The study is one of the largest of its kind, evaluating over 122,000 patients between 1991 and 2014. All patients had been referred for exercise treadmill testing, which does not rely on self-reporting and is considered an objective measure of aerobic fitness.
Patients were categorized as elite performers, high performers, above average performers, below average performers, and low performers, with elite performers above the 97.6th percentile and low performers below the 26th percentile. Dr. Wael Jaber, a cardiologist and co-author of the study, explained the risks of a sedentary lifestyle:
Being unfit should be considered as strong of a risk factor as hypertension, diabetes and smoking — if not stronger than all of them.”
He emphasized the gravity of the information in a statement to CNN, stating, “Being unfit on a treadmill or in an exercise stress test has a worse prognosis, as far as death, than being hypertensive, being diabetic, or being a current smoker. We’ve never seen something as pronounced as this and as objective as this.”
It’s probably not news that fitness and an active lifestyle can lead to a healthy life, but the study shows that a sedentary lifestyle is as dangerous as many major diseases. “People who do not perform very well on a treadmill test have almost double the risk of people with kidney failure [who are] on dialysis,” says Jaber. “If you compare the risk of sitting versus the highest performing on the exercise test, the risk is about three times higher than smoking.”
But unlike heart disease, smoking, or diabetes, low CRF has a simple cure: exercise.
“Aerobic fitness is something that most patients can control,” Jaber said. Indeed, the study’s conclusion found it imperative that health care professionals encourage patients to achieve and maintain a high level of fitness. In a climate where doctors prescribe medication for almost any ailment, good old-fashioned exercise may be your best bet for living a long, healthy life.
“Cardiovascular disease and diabetes are the most expensive diseases in the United States. We spend more than $200 billion per year treating these diseases and their complications. Rather than pay huge sums for disease treatment, we should be encouraging our patients and communities to be active and exercise daily,” said Dr. Jordan Metzl, sports medicine physician and author of “The Exercise Cure.”
This proves even more true for older patients, with the study finding that for those over 70, elite performers had a nearly 30% reduced risk of mortality compared to high performers. According to the study, high CRF in older patients is likely to indicate long-term exercise habits, and the cumulative benefits of high aerobic fitness may contribute to a more significant effect on long-term survival.
Additionally, there seems to be no upper limit to the benefits of exercise. There have been concerns that extreme exercise could lead to adverse effects, but the findings show that there is no level of fitness at which health benefits cease.
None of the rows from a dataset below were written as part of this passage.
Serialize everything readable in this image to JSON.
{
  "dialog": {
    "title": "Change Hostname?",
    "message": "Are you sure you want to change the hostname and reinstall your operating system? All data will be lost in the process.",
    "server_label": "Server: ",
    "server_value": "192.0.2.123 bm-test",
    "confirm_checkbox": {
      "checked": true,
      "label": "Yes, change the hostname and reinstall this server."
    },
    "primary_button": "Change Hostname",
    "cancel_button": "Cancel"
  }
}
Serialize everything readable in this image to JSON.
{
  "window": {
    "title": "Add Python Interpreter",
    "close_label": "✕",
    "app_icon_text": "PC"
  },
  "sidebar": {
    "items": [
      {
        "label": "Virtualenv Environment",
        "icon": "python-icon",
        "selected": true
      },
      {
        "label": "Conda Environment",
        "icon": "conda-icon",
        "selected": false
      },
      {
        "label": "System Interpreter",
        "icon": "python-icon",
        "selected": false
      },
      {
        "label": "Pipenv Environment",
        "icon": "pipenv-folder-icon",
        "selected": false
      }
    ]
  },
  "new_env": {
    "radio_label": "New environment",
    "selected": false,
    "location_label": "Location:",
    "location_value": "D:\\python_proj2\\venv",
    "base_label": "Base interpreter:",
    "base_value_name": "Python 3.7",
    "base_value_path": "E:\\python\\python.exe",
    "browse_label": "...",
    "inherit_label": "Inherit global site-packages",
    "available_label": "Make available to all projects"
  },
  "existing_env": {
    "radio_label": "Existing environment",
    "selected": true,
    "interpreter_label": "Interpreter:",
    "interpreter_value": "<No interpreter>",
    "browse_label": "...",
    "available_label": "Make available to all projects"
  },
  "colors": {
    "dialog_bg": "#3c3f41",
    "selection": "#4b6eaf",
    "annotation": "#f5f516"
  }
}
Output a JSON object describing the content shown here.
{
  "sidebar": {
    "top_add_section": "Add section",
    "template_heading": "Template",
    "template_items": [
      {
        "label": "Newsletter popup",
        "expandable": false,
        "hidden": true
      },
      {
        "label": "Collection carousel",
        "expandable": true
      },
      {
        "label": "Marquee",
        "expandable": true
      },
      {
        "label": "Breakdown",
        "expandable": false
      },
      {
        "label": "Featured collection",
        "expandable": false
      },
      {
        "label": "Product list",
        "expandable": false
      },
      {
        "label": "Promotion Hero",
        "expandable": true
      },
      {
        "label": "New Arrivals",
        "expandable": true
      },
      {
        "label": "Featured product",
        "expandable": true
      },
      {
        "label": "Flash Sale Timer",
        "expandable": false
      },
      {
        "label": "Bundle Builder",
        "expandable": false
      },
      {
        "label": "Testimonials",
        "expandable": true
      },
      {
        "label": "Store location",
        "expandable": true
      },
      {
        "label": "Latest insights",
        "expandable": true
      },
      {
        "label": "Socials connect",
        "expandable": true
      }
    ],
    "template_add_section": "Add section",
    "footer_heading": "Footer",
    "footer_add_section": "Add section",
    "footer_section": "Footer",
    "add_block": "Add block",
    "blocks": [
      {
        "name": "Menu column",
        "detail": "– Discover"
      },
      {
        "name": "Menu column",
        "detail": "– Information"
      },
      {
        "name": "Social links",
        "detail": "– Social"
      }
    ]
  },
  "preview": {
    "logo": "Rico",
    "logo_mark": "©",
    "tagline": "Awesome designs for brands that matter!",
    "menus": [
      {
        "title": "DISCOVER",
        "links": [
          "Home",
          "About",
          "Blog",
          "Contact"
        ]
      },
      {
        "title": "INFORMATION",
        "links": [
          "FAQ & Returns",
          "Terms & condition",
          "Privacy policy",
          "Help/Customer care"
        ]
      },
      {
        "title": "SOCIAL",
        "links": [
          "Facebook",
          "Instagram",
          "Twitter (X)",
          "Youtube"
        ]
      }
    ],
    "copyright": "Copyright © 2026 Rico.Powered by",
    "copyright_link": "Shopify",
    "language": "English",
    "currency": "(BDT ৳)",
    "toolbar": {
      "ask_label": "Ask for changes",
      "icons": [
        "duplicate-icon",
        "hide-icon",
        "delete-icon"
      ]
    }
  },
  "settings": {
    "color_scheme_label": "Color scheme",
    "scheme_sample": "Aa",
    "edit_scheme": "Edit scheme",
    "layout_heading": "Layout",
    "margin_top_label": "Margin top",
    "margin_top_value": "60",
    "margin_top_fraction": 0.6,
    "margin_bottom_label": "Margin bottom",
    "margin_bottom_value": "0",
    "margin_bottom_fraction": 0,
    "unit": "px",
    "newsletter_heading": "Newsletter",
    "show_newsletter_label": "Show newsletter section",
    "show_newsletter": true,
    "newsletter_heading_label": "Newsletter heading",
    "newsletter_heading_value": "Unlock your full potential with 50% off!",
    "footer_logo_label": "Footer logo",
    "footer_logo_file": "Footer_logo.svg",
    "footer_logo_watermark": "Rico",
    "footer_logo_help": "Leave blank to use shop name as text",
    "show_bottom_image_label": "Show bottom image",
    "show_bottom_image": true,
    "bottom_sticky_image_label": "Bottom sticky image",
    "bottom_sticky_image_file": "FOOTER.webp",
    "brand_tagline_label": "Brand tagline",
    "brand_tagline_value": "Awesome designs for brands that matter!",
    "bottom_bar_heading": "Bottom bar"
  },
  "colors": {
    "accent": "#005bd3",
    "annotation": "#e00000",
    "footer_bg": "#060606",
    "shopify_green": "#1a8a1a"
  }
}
As fitness levels go up, mortality rates go down.
Americans are over-medicated. We’re forced to administer an ever-growing schedule of vaccines to our children, are prescribed antibiotics at an alarming rate, and have become addicted to dangerous opioids due to their misuse for chronic pain. Heart disease, one of the primary risks associated with low CRF, has a clear connection to cancer, while the cost of conventional treatments continues to skyrocket.
We’ve discussed the benefits of exercise before, including detoxification, immune support, and improved mood. Exercise is something we can all control, and the evidence tells us that an active style leads to a longer life. Dr. Jaber said it best: “You should demand a prescription from your doctor for exercise.”